Date of Award

Summer 8-23-2019

Level of Access Assigned by Author

Open-Access Thesis



Degree Name

Doctor of Philosophy (PhD)




Liam Riordan

Second Committee Member

Jacques Ferland

Third Committee Member

Stephen Hornsby

Additional Committee Members

Stephen Miller

Scott See

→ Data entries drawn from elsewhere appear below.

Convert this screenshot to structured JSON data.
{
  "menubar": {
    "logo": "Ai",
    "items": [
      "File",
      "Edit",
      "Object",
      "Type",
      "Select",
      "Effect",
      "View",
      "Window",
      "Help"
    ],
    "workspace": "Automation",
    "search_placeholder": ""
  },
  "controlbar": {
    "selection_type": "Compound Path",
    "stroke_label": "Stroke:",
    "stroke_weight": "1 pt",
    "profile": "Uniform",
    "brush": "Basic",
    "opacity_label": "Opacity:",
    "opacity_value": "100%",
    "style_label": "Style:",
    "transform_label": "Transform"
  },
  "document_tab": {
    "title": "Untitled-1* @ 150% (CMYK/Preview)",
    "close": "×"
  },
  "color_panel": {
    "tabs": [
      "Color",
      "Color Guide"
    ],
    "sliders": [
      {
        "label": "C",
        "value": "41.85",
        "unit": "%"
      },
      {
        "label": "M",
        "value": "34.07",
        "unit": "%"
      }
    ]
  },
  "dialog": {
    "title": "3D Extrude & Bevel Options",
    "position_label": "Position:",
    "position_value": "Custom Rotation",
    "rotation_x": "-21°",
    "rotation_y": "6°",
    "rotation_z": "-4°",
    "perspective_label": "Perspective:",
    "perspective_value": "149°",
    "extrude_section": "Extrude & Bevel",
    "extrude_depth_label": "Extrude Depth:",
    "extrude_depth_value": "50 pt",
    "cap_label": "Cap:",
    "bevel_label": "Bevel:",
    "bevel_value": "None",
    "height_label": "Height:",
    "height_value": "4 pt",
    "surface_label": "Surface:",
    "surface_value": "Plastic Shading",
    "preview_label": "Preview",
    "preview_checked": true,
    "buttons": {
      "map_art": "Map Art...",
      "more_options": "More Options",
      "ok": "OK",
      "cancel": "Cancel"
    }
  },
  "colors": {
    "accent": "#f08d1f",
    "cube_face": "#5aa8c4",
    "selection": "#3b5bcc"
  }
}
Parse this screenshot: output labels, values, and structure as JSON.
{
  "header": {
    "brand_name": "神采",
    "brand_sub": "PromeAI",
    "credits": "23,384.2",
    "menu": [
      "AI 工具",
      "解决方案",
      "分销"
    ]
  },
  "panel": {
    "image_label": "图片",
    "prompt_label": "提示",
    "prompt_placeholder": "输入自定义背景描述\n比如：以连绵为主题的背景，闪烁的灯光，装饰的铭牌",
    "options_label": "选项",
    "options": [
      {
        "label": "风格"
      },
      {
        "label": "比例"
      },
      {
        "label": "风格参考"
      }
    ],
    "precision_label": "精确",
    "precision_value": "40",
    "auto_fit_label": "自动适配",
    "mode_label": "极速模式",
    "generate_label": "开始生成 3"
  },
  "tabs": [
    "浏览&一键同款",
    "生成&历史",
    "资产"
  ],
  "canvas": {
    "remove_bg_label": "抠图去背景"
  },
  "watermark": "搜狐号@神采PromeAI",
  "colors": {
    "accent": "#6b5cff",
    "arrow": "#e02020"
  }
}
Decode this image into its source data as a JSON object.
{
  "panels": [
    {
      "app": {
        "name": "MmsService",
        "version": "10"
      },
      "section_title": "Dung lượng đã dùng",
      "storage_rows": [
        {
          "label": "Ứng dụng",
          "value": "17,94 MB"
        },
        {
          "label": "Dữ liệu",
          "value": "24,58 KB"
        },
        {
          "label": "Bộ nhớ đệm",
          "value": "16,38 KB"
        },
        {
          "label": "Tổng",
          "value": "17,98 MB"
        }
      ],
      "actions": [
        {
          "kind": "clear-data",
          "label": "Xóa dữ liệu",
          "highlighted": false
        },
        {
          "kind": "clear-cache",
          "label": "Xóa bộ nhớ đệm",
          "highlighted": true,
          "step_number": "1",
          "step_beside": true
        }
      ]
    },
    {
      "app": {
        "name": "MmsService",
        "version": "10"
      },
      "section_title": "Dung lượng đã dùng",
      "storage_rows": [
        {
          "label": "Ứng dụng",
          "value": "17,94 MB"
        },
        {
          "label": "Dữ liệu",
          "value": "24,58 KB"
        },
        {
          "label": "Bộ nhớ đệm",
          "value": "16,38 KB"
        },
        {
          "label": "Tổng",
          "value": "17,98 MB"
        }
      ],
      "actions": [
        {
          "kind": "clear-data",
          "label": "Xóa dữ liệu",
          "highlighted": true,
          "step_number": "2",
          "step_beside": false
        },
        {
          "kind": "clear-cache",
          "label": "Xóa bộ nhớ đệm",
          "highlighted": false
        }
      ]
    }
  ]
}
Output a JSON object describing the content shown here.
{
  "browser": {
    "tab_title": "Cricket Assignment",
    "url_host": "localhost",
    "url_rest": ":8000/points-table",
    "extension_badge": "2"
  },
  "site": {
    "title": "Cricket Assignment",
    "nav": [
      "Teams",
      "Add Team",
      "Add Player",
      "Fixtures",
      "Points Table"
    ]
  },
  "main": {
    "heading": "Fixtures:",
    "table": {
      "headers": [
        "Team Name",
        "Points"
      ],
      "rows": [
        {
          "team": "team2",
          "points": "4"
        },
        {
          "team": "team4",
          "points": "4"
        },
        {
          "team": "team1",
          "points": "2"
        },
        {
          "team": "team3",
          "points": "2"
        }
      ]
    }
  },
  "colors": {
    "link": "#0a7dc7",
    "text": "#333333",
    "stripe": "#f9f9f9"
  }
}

The importance of staple agriculture in the development of the modern world can hardly be overstated. The connotations surrounding the word “bread” and the phrase “staff of life” bear witness to the close association between the availability of grain and the overall well-being of western societies. It is not a coincidence that bread is both an important religious symbol and a causal force in the maintenance or collapse of entire societies. This dissertation aspires to provide a clearer understanding of the leading place of overseas trade in the American economy in the late eighteenth and early nineteenth centuries by showing how European war restored colonial trade relationships and reintegrated the US into trans-Atlantic and international economic exchanges led by grain exports. By challenging the assumption that the rupture of the American Revolution led naturally to economic separation, this project argues that material forces and long-standing cultural ties were more powerful than politics in shaping the contours of the British Atlantic world in the nineteenth century. Assessing the political economy of the grain trade deepens our understanding of the late colonial and early republican US. Grain was also vital to the British Atlantic and British North American economy of this era. The inherent difficulties of overcoming national, imperial, and war-divided historiographies conceals grain from our easy gaze. Mistaken ideas of periodization and politically inspired limitations to historical assessments ultimately hide connections that were fundamental at the time. The availability of surplus grain, particularly from the mid-Atlantic colonies in what would become the United States, were essential to the viability of societies around the British Atlantic. Simply stated, without food society ceases to function. Ideology falls to the wayside, plantations cease production, populations collapse, and long-distance warfare becomes impossible. Examining the availability of food products, the laws enabling or limiting trade, and the extraordinary (and sometimes illegal) steps taken to ensure that the staff of life was available to fuel social development was crucial to the rise of Anglo-American power in a tumultuous Age of Atlantic Revolutions whose political drama should not completely eclipse its economic foundations.